▶ WHAT YOU HAVE TO DO
Copy, in full, each line of the material that holds the word "Long".
*** INFORMATION PROVIDED Section Begins ***
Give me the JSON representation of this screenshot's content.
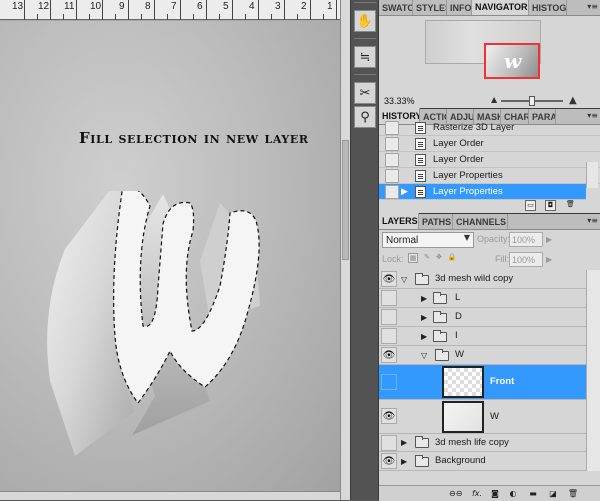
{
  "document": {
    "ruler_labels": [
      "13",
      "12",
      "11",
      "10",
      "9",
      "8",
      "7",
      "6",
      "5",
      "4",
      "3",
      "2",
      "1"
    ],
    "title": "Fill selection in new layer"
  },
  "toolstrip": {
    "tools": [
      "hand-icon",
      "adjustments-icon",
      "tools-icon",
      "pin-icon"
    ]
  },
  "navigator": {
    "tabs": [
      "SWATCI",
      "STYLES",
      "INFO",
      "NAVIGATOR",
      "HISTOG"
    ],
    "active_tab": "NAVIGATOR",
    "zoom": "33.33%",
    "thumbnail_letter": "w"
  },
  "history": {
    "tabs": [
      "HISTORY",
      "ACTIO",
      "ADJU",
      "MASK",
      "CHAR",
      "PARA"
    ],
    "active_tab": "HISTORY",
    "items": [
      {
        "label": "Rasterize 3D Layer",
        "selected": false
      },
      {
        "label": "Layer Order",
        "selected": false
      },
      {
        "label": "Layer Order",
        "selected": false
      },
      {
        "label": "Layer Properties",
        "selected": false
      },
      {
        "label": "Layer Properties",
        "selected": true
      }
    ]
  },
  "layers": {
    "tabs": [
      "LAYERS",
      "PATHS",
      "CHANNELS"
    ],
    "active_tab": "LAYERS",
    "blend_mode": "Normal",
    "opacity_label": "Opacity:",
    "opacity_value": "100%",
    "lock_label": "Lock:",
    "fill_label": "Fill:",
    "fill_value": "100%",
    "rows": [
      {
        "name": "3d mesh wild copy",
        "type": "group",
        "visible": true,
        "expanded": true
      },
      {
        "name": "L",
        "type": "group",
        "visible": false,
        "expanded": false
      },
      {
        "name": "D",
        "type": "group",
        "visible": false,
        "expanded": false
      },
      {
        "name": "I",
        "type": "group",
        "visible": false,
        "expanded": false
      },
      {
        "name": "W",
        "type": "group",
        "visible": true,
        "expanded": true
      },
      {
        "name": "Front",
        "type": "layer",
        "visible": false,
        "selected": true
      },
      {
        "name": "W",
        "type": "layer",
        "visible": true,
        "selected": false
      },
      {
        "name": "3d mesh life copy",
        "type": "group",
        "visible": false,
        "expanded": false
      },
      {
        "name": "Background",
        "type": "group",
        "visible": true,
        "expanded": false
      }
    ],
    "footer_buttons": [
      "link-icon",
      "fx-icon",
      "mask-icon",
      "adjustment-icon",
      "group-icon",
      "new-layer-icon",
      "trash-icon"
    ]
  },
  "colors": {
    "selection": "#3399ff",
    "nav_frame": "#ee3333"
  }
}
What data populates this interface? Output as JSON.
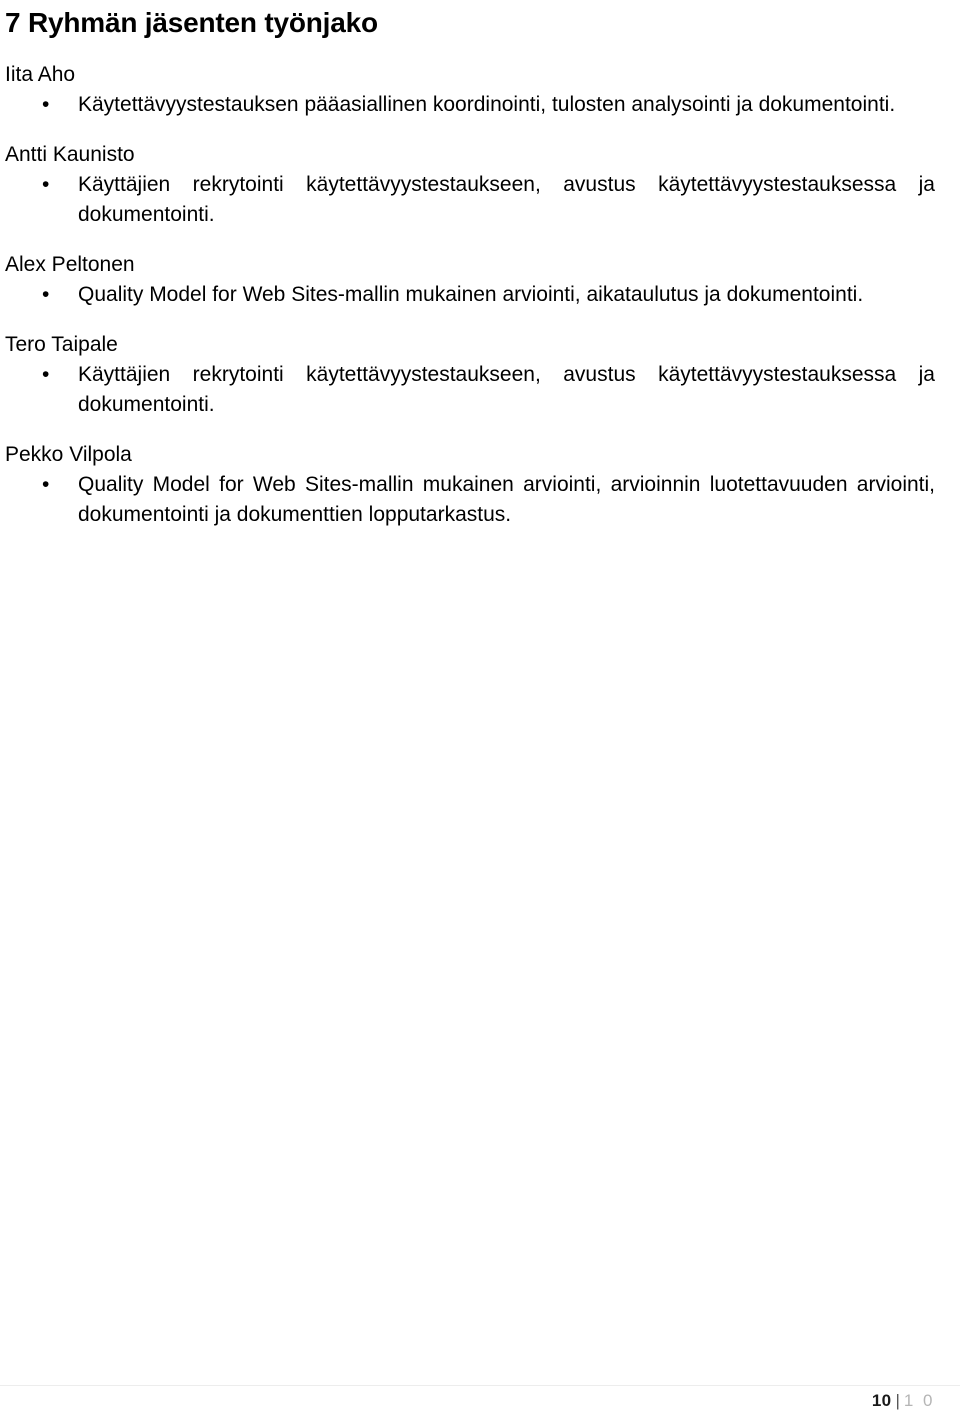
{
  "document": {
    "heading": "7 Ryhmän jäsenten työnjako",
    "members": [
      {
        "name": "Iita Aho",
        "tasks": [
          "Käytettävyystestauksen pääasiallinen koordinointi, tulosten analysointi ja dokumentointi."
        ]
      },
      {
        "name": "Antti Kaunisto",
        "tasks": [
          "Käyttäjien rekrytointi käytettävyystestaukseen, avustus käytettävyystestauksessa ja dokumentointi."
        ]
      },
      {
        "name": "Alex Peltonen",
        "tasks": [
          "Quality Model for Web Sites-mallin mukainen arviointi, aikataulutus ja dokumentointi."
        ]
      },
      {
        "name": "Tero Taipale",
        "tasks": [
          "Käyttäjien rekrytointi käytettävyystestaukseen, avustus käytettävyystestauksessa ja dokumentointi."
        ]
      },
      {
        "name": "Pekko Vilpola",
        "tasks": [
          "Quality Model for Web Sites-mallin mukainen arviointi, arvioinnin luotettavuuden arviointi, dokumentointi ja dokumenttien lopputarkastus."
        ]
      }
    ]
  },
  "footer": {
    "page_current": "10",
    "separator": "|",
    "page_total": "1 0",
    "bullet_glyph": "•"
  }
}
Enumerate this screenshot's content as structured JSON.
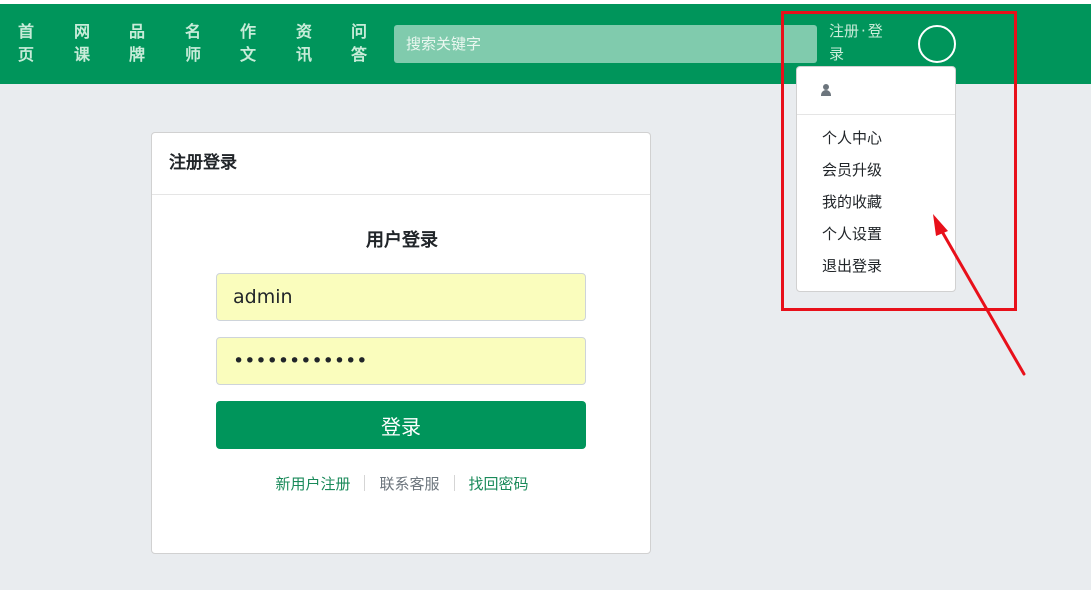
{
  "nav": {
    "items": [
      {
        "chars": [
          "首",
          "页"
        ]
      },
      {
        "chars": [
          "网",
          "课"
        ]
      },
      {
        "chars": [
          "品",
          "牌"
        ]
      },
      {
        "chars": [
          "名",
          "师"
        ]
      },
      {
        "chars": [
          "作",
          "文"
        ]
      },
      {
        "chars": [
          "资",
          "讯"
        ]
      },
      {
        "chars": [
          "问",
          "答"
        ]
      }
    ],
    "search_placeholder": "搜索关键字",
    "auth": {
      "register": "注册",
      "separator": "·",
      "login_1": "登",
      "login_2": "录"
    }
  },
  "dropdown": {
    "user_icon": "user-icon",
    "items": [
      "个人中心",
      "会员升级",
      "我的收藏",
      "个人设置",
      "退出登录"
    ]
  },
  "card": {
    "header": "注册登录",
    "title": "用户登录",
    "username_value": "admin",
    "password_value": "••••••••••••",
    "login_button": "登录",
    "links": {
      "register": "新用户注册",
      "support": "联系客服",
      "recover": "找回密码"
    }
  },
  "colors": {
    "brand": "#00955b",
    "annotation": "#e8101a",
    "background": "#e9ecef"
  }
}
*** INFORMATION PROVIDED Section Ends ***
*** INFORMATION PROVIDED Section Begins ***
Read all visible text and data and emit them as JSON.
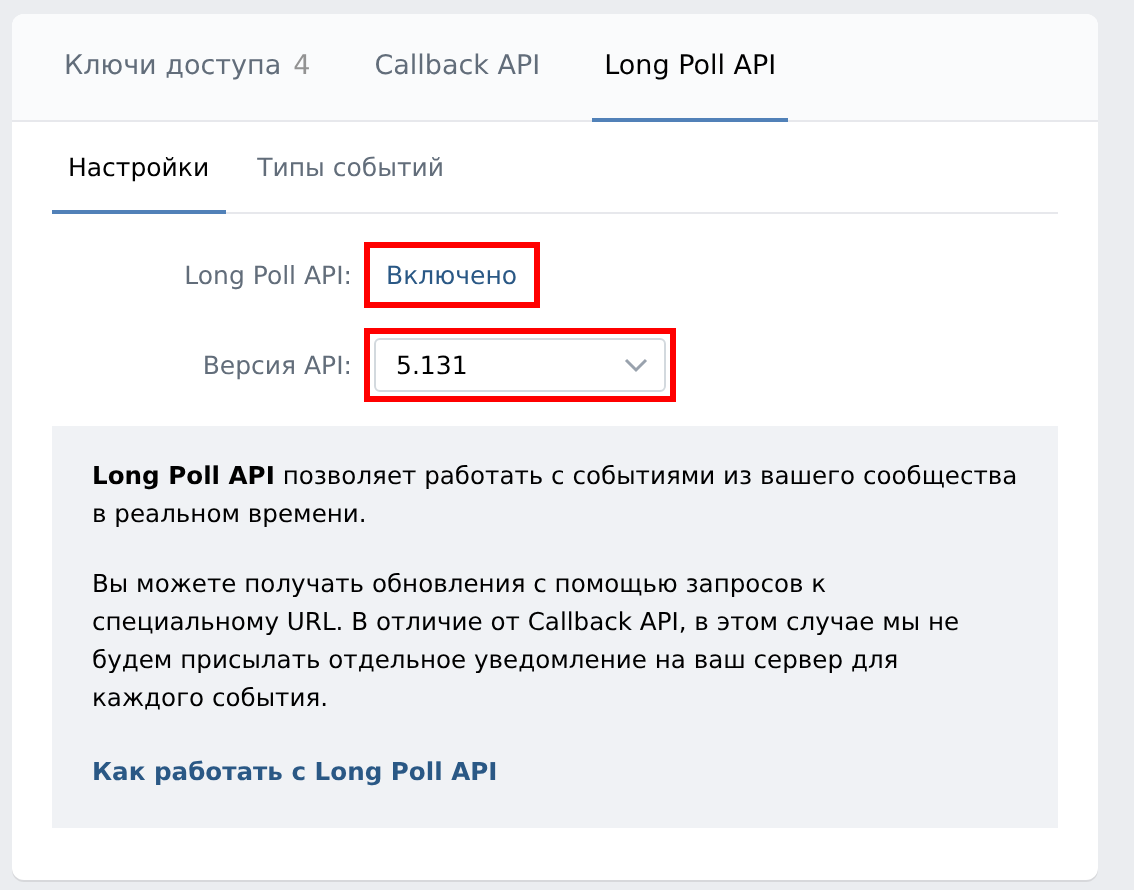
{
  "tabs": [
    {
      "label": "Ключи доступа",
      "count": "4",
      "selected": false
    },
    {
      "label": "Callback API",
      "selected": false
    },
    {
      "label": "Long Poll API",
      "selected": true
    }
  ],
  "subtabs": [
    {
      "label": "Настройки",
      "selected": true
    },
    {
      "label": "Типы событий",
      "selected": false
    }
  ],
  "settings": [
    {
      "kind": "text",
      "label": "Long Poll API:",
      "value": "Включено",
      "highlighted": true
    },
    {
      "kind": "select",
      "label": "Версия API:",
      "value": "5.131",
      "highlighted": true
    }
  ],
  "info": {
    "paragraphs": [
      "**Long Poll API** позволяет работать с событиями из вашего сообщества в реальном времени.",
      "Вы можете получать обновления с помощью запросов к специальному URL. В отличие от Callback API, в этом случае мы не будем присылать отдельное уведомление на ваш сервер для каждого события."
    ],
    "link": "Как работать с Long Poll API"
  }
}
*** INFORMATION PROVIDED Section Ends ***
▶ EXERCISE RESULT
      "label": "Long Poll API",
      "label": "Long Poll API:",
      "**Long Poll API** позволяет работать с событиями из вашего сообщества в реальном времени.",
    "link": "Как работать с Long Poll API"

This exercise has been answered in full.